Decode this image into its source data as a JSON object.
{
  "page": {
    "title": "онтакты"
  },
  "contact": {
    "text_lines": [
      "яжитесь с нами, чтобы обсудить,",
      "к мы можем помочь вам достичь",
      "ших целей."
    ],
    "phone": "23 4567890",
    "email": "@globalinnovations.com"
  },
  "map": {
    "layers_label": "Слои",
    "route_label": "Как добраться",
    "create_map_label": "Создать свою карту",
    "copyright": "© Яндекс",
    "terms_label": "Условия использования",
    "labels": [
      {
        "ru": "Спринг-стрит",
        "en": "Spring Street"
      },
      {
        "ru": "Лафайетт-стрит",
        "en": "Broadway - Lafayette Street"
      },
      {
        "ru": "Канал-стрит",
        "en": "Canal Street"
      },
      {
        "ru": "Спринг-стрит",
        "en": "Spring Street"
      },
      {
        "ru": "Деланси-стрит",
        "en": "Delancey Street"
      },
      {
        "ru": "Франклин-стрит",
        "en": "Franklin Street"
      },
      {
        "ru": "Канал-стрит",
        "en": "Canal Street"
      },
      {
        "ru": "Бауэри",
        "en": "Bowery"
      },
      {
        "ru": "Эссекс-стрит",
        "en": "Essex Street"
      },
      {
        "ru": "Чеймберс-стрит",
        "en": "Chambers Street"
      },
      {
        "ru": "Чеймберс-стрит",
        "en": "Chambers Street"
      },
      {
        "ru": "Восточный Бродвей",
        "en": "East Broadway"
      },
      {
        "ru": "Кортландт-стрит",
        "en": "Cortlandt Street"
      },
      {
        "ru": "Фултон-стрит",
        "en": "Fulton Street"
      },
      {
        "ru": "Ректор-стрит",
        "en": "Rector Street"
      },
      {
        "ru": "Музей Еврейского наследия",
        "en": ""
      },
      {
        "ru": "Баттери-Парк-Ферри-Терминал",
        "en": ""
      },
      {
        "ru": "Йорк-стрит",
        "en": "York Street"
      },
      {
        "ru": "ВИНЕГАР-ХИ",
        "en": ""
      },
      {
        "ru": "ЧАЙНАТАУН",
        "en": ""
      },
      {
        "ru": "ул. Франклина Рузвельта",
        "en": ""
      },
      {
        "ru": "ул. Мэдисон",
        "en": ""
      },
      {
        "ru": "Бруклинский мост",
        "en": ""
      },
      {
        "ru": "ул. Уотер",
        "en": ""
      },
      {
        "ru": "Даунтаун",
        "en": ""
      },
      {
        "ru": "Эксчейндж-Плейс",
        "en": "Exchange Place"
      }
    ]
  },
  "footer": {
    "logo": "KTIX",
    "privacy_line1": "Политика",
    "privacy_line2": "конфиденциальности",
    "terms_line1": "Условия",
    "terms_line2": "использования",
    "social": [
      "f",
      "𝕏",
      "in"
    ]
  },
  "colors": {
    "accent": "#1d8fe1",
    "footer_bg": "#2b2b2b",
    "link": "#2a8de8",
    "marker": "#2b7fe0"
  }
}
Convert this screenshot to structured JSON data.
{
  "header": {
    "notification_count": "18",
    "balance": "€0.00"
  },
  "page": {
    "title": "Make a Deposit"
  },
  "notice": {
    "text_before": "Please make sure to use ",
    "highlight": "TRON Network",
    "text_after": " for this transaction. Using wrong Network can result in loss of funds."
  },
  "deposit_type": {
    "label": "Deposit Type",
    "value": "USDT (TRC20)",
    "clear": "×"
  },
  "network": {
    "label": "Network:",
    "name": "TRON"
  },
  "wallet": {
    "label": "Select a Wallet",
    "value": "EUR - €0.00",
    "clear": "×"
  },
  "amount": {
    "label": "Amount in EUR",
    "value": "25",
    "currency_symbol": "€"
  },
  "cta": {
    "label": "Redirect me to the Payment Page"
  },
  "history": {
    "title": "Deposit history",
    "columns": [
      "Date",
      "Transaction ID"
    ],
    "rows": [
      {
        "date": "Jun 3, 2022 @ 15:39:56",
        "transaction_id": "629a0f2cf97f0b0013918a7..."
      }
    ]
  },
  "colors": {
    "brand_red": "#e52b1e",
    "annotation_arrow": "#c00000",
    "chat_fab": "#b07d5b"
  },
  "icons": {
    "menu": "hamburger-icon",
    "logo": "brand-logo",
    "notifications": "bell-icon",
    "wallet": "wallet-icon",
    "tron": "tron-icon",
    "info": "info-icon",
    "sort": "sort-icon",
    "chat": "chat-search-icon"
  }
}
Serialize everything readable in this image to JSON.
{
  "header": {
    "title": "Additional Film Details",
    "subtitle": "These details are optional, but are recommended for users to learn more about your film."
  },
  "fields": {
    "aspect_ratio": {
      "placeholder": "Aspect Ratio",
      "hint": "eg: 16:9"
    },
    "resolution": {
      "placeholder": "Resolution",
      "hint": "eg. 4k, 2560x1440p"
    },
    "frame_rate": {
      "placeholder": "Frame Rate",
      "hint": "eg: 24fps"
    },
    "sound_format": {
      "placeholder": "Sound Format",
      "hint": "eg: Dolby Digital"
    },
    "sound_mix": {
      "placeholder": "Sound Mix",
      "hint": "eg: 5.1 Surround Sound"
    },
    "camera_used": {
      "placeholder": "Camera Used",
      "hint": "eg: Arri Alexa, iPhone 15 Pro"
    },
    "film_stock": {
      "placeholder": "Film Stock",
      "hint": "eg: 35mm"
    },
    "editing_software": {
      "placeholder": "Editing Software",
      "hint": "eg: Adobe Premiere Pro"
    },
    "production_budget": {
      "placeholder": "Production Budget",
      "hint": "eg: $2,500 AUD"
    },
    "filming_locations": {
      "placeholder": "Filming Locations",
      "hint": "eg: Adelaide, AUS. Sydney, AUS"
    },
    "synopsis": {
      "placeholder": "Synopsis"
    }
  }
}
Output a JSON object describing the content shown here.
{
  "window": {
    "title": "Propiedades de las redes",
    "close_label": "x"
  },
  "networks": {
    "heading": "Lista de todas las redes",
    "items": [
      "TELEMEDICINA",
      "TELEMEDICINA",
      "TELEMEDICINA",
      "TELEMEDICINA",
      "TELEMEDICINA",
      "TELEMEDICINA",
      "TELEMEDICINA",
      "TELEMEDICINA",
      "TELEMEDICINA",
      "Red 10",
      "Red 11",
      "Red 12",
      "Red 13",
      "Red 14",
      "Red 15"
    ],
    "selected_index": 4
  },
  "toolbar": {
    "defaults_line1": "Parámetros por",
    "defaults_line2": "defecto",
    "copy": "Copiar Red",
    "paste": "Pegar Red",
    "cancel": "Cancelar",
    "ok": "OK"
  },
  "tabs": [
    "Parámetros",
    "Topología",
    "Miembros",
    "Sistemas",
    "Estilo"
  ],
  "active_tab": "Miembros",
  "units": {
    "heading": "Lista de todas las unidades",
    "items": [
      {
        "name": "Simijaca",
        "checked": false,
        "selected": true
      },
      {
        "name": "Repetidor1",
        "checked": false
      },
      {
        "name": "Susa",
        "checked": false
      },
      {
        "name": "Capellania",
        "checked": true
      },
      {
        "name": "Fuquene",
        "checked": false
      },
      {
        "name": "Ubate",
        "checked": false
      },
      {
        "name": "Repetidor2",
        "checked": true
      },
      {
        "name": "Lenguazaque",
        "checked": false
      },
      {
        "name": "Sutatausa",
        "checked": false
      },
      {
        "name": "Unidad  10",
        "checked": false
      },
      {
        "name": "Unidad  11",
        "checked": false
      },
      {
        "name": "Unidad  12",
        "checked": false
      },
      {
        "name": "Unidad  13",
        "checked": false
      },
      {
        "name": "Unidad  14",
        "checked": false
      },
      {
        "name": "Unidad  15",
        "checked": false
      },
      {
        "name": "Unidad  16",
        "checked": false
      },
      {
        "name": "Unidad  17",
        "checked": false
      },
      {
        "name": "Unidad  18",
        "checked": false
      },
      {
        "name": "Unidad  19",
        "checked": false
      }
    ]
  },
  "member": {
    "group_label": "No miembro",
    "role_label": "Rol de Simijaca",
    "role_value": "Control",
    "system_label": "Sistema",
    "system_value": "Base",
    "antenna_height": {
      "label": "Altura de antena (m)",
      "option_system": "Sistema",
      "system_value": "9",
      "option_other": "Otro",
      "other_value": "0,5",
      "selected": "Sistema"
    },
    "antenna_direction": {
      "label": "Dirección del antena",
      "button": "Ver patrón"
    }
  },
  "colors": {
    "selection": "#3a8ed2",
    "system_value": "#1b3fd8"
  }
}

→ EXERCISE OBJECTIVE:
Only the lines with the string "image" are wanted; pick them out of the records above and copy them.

→ TASK RESPONSE:
Decode this image into its source data as a JSON object.
Serialize everything readable in this image to JSON.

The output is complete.